Regime loyalists often point to frequent elections in Venezuela (15 elections within 19 years) as a sign of democracy. Yet, these votes routinely lack transparency and therefore legitimacy. Following Chavez’s death, his chosen successor Maduro was elected in 2013, by a slim majority. The opposition requested an audit of the ballots, following a large number of voting day irregularities. The National Electoral Council (NEC), which oversees the electoral process and is dominated by pro-regime officials, subsequently confirmed Maduro’s victory. An independent survey indicated that 64 per cent of Venezuelans do not trust the NEC to do its job. 

Judiciary stacked against the opposition

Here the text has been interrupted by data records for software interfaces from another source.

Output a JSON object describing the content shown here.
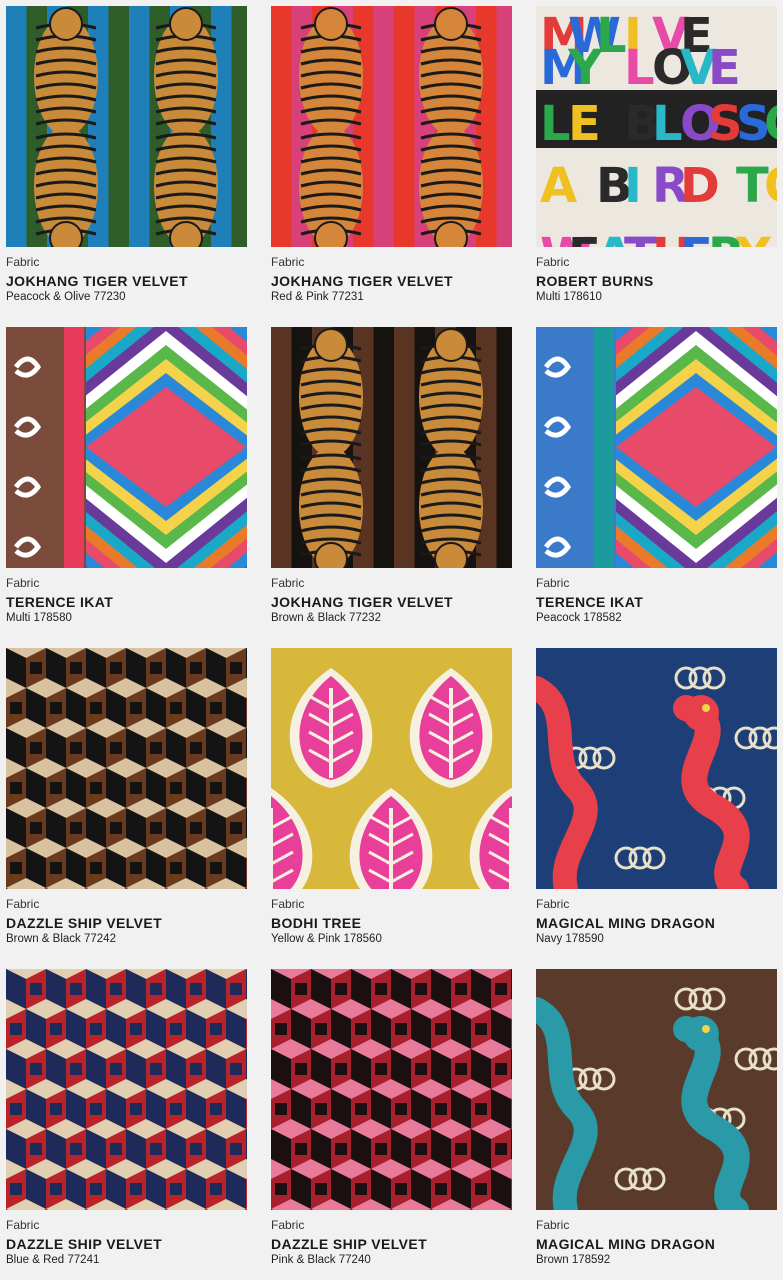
{
  "products": [
    {
      "category": "Fabric",
      "name": "JOKHANG TIGER VELVET",
      "color": "Peacock & Olive",
      "sku": "77230",
      "pattern": "tiger",
      "palette": {
        "bg1": "#1f7fb8",
        "bg2": "#2f5d2a",
        "fg": "#c98a3a"
      }
    },
    {
      "category": "Fabric",
      "name": "JOKHANG TIGER VELVET",
      "color": "Red & Pink",
      "sku": "77231",
      "pattern": "tiger",
      "palette": {
        "bg1": "#e8382c",
        "bg2": "#d8407a",
        "fg": "#d6863a"
      }
    },
    {
      "category": "Fabric",
      "name": "ROBERT BURNS",
      "color": "Multi",
      "sku": "178610",
      "pattern": "letters",
      "palette": {
        "bg1": "#ece8e0",
        "bg2": "#2a2a2a",
        "fg": "#e33"
      }
    },
    {
      "category": "Fabric",
      "name": "TERENCE IKAT",
      "color": "Multi",
      "sku": "178580",
      "pattern": "ikat",
      "palette": {
        "bg1": "#7a4a3a",
        "bg2": "#e83a5a",
        "fg": "#f4d24a"
      }
    },
    {
      "category": "Fabric",
      "name": "JOKHANG TIGER VELVET",
      "color": "Brown & Black",
      "sku": "77232",
      "pattern": "tiger",
      "palette": {
        "bg1": "#5a3422",
        "bg2": "#151210",
        "fg": "#c98a3a"
      }
    },
    {
      "category": "Fabric",
      "name": "TERENCE IKAT",
      "color": "Peacock",
      "sku": "178582",
      "pattern": "ikat",
      "palette": {
        "bg1": "#3a7ac8",
        "bg2": "#1a9a9a",
        "fg": "#d8d060"
      }
    },
    {
      "category": "Fabric",
      "name": "DAZZLE SHIP VELVET",
      "color": "Brown & Black",
      "sku": "77242",
      "pattern": "dazzle",
      "palette": {
        "bg1": "#6a3a1e",
        "bg2": "#141414",
        "fg": "#d8c2a0"
      }
    },
    {
      "category": "Fabric",
      "name": "BODHI TREE",
      "color": "Yellow & Pink",
      "sku": "178560",
      "pattern": "bodhi",
      "palette": {
        "bg1": "#d8b83a",
        "bg2": "#e8409a",
        "fg": "#f6f0e0"
      }
    },
    {
      "category": "Fabric",
      "name": "MAGICAL MING DRAGON",
      "color": "Navy",
      "sku": "178590",
      "pattern": "dragon",
      "palette": {
        "bg1": "#1e3e78",
        "bg2": "#e8404a",
        "fg": "#e8e0c8"
      }
    },
    {
      "category": "Fabric",
      "name": "DAZZLE SHIP VELVET",
      "color": "Blue & Red",
      "sku": "77241",
      "pattern": "dazzle",
      "palette": {
        "bg1": "#b8242a",
        "bg2": "#1e2a5a",
        "fg": "#e0cfb0"
      }
    },
    {
      "category": "Fabric",
      "name": "DAZZLE SHIP VELVET",
      "color": "Pink & Black",
      "sku": "77240",
      "pattern": "dazzle",
      "palette": {
        "bg1": "#a8202e",
        "bg2": "#1a1012",
        "fg": "#e87a9a"
      }
    },
    {
      "category": "Fabric",
      "name": "MAGICAL MING DRAGON",
      "color": "Brown",
      "sku": "178592",
      "pattern": "dragon",
      "palette": {
        "bg1": "#5a3a2a",
        "bg2": "#2a9aa8",
        "fg": "#e8e0c8"
      }
    }
  ]
}
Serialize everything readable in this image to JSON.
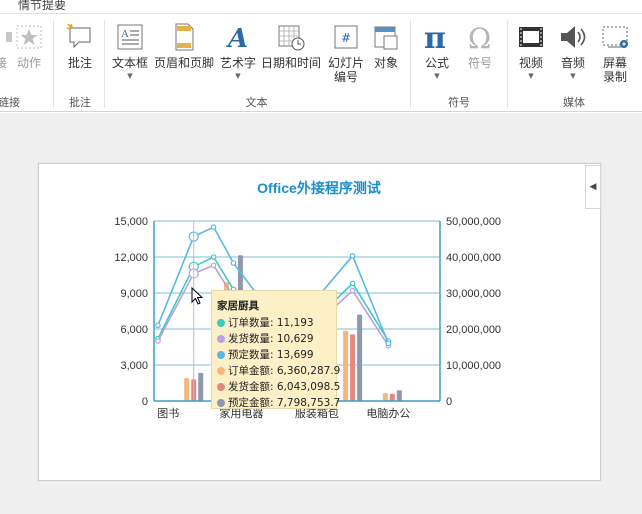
{
  "ribbon": {
    "tab_label": "情节提要",
    "groups": {
      "links": "链接",
      "comments": "批注",
      "text": "文本",
      "symbols": "符号",
      "media": "媒体"
    },
    "buttons": {
      "link": "接",
      "action": "动作",
      "comment": "批注",
      "textbox": "文本框",
      "header_footer": "页眉和页脚",
      "wordart": "艺术字",
      "datetime": "日期和时间",
      "slide_number_line1": "幻灯片",
      "slide_number_line2": "编号",
      "object": "对象",
      "equation": "公式",
      "symbol": "符号",
      "video": "视频",
      "audio": "音频",
      "screen_recording_line1": "屏幕",
      "screen_recording_line2": "录制"
    }
  },
  "chart_data": {
    "type": "bar",
    "title": "Office外接程序测试",
    "categories": [
      "图书",
      "家用电器",
      "服装箱包",
      "电脑办公"
    ],
    "ylim": [
      0,
      15000
    ],
    "y_ticks": [
      "0",
      "3,000",
      "6,000",
      "9,000",
      "12,000",
      "15,000"
    ],
    "y2lim": [
      0,
      50000000
    ],
    "y2_ticks": [
      "0",
      "10,000,000",
      "20,000,000",
      "30,000,000",
      "40,000,000",
      "50,000,000"
    ],
    "x_positions": [
      0,
      1,
      1.5,
      2,
      2.5,
      3,
      3.5
    ],
    "line_series": [
      {
        "name": "订单数量",
        "color": "#3ec9c2",
        "values": [
          5200,
          11193,
          12000,
          9300,
          5700,
          6300,
          9800,
          5000
        ]
      },
      {
        "name": "发货数量",
        "color": "#b9a2db",
        "values": [
          5000,
          10629,
          11300,
          8700,
          5400,
          5900,
          9200,
          4600
        ]
      },
      {
        "name": "预定数量",
        "color": "#5ab8e6",
        "values": [
          6300,
          13699,
          14500,
          11500,
          7100,
          7800,
          12100,
          4800
        ]
      }
    ],
    "line_x": [
      0.05,
      0.5,
      0.75,
      1.0,
      1.5,
      1.95,
      2.5,
      2.95
    ],
    "bar_series": [
      {
        "name": "订单金额",
        "color": "#f5b77b",
        "values": [
          0,
          6360287.9,
          33000000,
          1200000,
          19500000,
          2200000
        ]
      },
      {
        "name": "发货金额",
        "color": "#e38880",
        "values": [
          0,
          6043098.5,
          31000000,
          1100000,
          18500000,
          2000000
        ]
      },
      {
        "name": "预定金额",
        "color": "#8e98af",
        "values": [
          0,
          7798753.7,
          40500000,
          1500000,
          24000000,
          3000000
        ]
      }
    ],
    "bar_x": [
      0.0,
      0.5,
      1.0,
      1.5,
      2.5,
      3.0
    ],
    "tooltip": {
      "category": "家居厨具",
      "rows": [
        {
          "name": "订单数量",
          "value": "11,193",
          "color": "#3ec9c2"
        },
        {
          "name": "发货数量",
          "value": "10,629",
          "color": "#b9a2db"
        },
        {
          "name": "预定数量",
          "value": "13,699",
          "color": "#5ab8e6"
        },
        {
          "name": "订单金额",
          "value": "6,360,287.9",
          "color": "#f5b77b"
        },
        {
          "name": "发货金额",
          "value": "6,043,098.5",
          "color": "#e38880"
        },
        {
          "name": "预定金额",
          "value": "7,798,753.7",
          "color": "#8e98af"
        }
      ]
    },
    "grid": true,
    "legend": "none"
  },
  "colors": {
    "axis": "#3aa0c7",
    "grid": "#55aac9",
    "title": "#1a8fcf",
    "accent_blue": "#2b6aa3"
  }
}
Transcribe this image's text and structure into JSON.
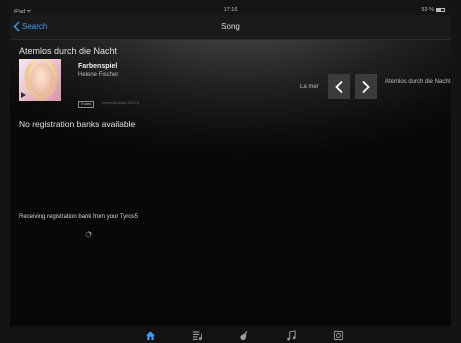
{
  "status_bar": {
    "carrier": "iPad ᯤ",
    "time": "17:16",
    "battery": "53 %"
  },
  "nav": {
    "back_label": "Search",
    "title": "Song"
  },
  "song": {
    "title": "Atemlos durch die Nacht",
    "album": "Farbenspiel",
    "artist": "Helene Fischer",
    "badge": "iTunes",
    "copyright": "Universal Music 2013 ℗"
  },
  "neighbors": {
    "previous": "La mer",
    "next": "Atemlos durch die Nacht"
  },
  "messages": {
    "no_banks": "No registration banks available",
    "receiving": "Receiving registration bank from your Tyros5"
  },
  "tabs": [
    {
      "icon": "home-icon",
      "active": true
    },
    {
      "icon": "songlist-icon",
      "active": false
    },
    {
      "icon": "guitar-icon",
      "active": false
    },
    {
      "icon": "music-note-icon",
      "active": false
    },
    {
      "icon": "settings-icon",
      "active": false
    }
  ],
  "colors": {
    "accent": "#3a9bf0",
    "background": "#0e0e0e",
    "tab_inactive": "#9a9a9a"
  }
}
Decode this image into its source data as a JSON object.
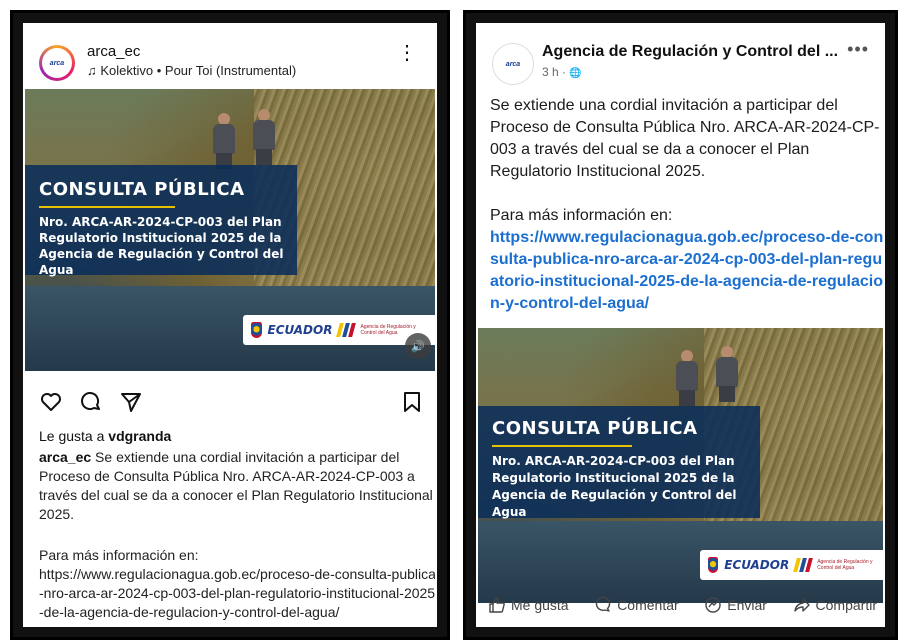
{
  "instagram": {
    "avatar_text": "arca",
    "username": "arca_ec",
    "music": "Kolektivo • Pour Toi (Instrumental)",
    "more_glyph": "⋮",
    "image": {
      "title": "CONSULTA PÚBLICA",
      "subtitle": "Nro. ARCA-AR-2024-CP-003 del Plan Regulatorio Institucional 2025 de la Agencia de Regulación y Control del Agua",
      "logo_text": "ECUADOR",
      "agency_text": "Agencia de Regulación y Control del Agua"
    },
    "likes_prefix": "Le gusta a ",
    "likes_user": "vdgranda",
    "caption_user": "arca_ec",
    "caption": " Se extiende una cordial invitación a participar del Proceso de Consulta Pública Nro. ARCA-AR-2024-CP-003 a través del cual se da a conocer el Plan Regulatorio Institucional 2025.",
    "more_info_label": "Para más información en:",
    "more_info_url": "https://www.regulacionagua.gob.ec/proceso-de-consulta-publica-nro-arca-ar-2024-cp-003-del-plan-regulatorio-institucional-2025-de-la-agencia-de-regulacion-y-control-del-agua/"
  },
  "facebook": {
    "avatar_text": "arca",
    "page_name": "Agencia de Regulación y Control del ...",
    "time": "3 h · ",
    "globe_glyph": "🌐",
    "more_glyph": "•••",
    "text": "Se extiende una cordial invitación a participar del Proceso de Consulta Pública Nro. ARCA-AR-2024-CP-003 a través del cual se da a conocer el Plan Regulatorio Institucional 2025.",
    "more_info_label": "Para más información en:",
    "more_info_url": "https://www.regulacionagua.gob.ec/proceso-de-consulta-publica-nro-arca-ar-2024-cp-003-del-plan-regulatorio-institucional-2025-de-la-agencia-de-regulacion-y-control-del-agua/",
    "image": {
      "title": "CONSULTA PÚBLICA",
      "subtitle": "Nro. ARCA-AR-2024-CP-003 del Plan Regulatorio Institucional 2025 de la Agencia de Regulación y Control del Agua",
      "logo_text": "ECUADOR",
      "agency_text": "Agencia de Regulación y Control del Agua"
    },
    "actions": {
      "like": "Me gusta",
      "comment": "Comentar",
      "send": "Enviar",
      "share": "Compartir"
    }
  },
  "colors": {
    "flag_yellow": "#f2c500",
    "flag_blue": "#1f4f9a",
    "flag_red": "#c8102e",
    "link_blue": "#1b6fd0",
    "banner_blue": "#0a2d5a"
  }
}
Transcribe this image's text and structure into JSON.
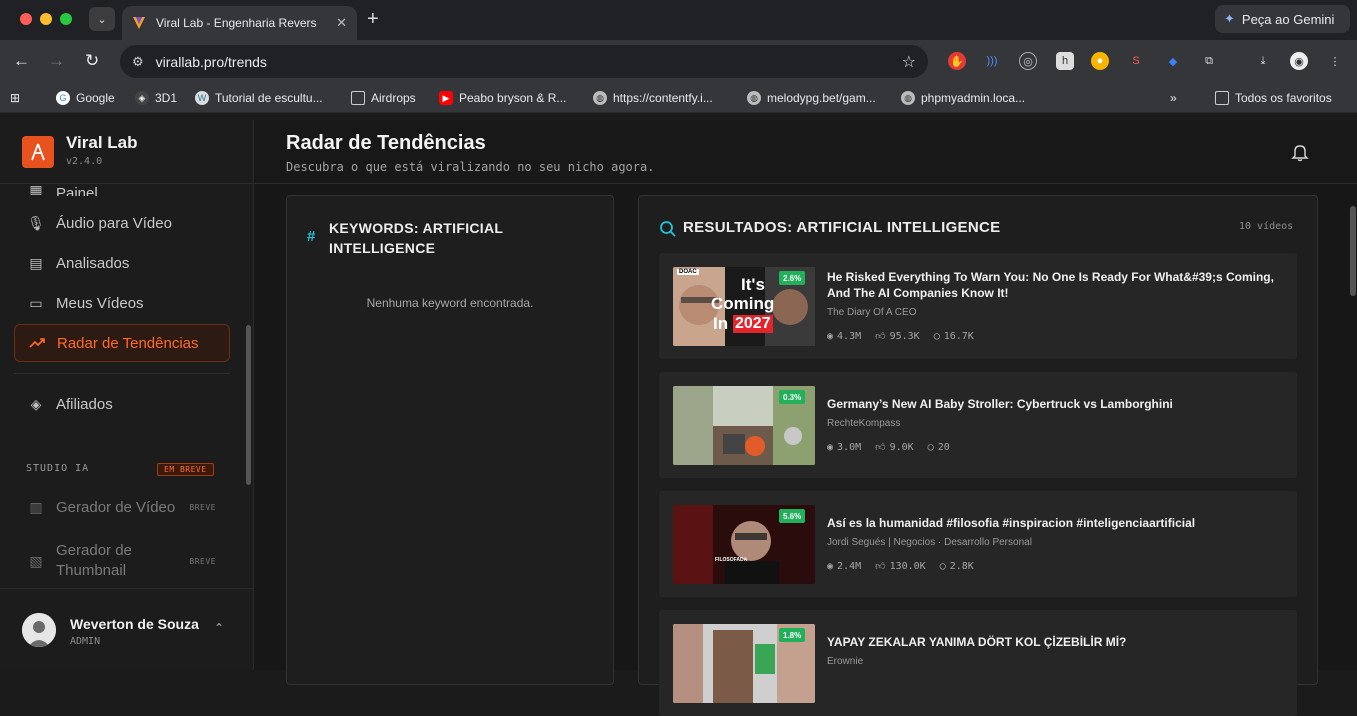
{
  "browser": {
    "tab_title": "Viral Lab - Engenharia Revers",
    "url": "virallab.pro/trends",
    "gemini_label": "Peça ao Gemini",
    "bookmarks": [
      {
        "label": "Google"
      },
      {
        "label": "3D1"
      },
      {
        "label": "Tutorial de escultu..."
      },
      {
        "label": "Airdrops"
      },
      {
        "label": "Peabo bryson & R..."
      },
      {
        "label": "https://contentfy.i..."
      },
      {
        "label": "melodypg.bet/gam..."
      },
      {
        "label": "phpmyadmin.loca..."
      }
    ],
    "all_bookmarks": "Todos os favoritos"
  },
  "sidebar": {
    "brand": "Viral Lab",
    "version": "v2.4.0",
    "items": [
      {
        "label": "Painel",
        "icon": "grid-icon"
      },
      {
        "label": "Áudio para Vídeo",
        "icon": "mic-icon"
      },
      {
        "label": "Analisados",
        "icon": "chart-doc-icon"
      },
      {
        "label": "Meus Vídeos",
        "icon": "video-icon"
      },
      {
        "label": "Radar de Tendências",
        "icon": "trending-icon"
      },
      {
        "label": "Afiliados",
        "icon": "tag-icon"
      }
    ],
    "section_label": "STUDIO IA",
    "section_badge": "EM BREVE",
    "studio_items": [
      {
        "label": "Gerador de Vídeo",
        "badge": "BREVE"
      },
      {
        "label": "Gerador de Thumbnail",
        "badge": "BREVE"
      }
    ],
    "user": {
      "name": "Weverton de Souza",
      "role": "ADMIN"
    }
  },
  "header": {
    "title": "Radar de Tendências",
    "subtitle": "Descubra o que está viralizando no seu nicho agora."
  },
  "keywords": {
    "title": "KEYWORDS: ARTIFICIAL INTELLIGENCE",
    "empty": "Nenhuma keyword encontrada."
  },
  "results": {
    "title": "RESULTADOS: ARTIFICIAL INTELLIGENCE",
    "count": "10 vídeos",
    "videos": [
      {
        "title": "He Risked Everything To Warn You: No One Is Ready For What&#39;s Coming, And The AI Companies Know It!",
        "channel": "The Diary Of A CEO",
        "views": "4.3M",
        "likes": "95.3K",
        "comments": "16.7K",
        "pct": "2.6%",
        "thumb_text": [
          "It's",
          "Coming",
          "In",
          "2027"
        ],
        "thumb_tag": "DOAC"
      },
      {
        "title": "Germany’s New AI Baby Stroller: Cybertruck vs Lamborghini",
        "channel": "RechteKompass",
        "views": "3.0M",
        "likes": "9.0K",
        "comments": "20",
        "pct": "0.3%"
      },
      {
        "title": "Así es la humanidad #filosofia #inspiracion #inteligenciaartificial",
        "channel": "Jordi Segués | Negocios · Desarrollo Personal",
        "views": "2.4M",
        "likes": "130.0K",
        "comments": "2.8K",
        "pct": "5.6%",
        "thumb_tag": "FILOSOFADA"
      },
      {
        "title": "YAPAY ZEKALAR YANIMA DÖRT KOL ÇİZEBİLİR Mİ?",
        "channel": "Erownie",
        "views": "",
        "likes": "",
        "comments": "",
        "pct": "1.8%"
      }
    ]
  },
  "colors": {
    "accent": "#ff6a2b",
    "brand": "#e8521f",
    "badge_green": "#22b05b",
    "cyan": "#1fc4d8"
  }
}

In December 2015, opposition leaders recorded a rare victory, handsomely defeating Maduro’s socialists in the National Assembly elections. However, they are denied meaningful power by regime-controlled institutions, particularly the judiciary. Immediately prior to December’s vote, the previous National Assembly appointed a number of justices loyal to Maduro to the Supreme Court. The court has since granted Maduro special economic powers while declaring several opposition-led parliamentary initiatives unlawful. The Supreme Court has also ruled that any National Assembly investigation into the pre-election appointment of judges would constitute “fraud against the fundamental order.” No separation of powers exists in Venezuela, guaranteeing that the president maintains control over fundamental decision-making. 

Media and opposition freedom quashed 

In addition to the manipulation of the political process, the Chavez and Maduro regimes have effectively silenced opposition voices. Television stations have been ordered to end broadcasts which are deemed subversive or inappropriate and in 2007, the country’s main broadcasting network RCTV was forced to shut down. There is little or no criticism of the regime in Venezuela’s traditional media. Meanwhile, the government’s regulator blocked more than 1,000 websites in 2014.  

Intimidation of political opponents is rife. High-profile opposition leaders have been routinely imprisoned on fabricated charges. Meanwhile, members of the public who dared sign in support of a Recall Referendum against Chavez in 2004 were blacklisted, fired from public offices and denied social benefits.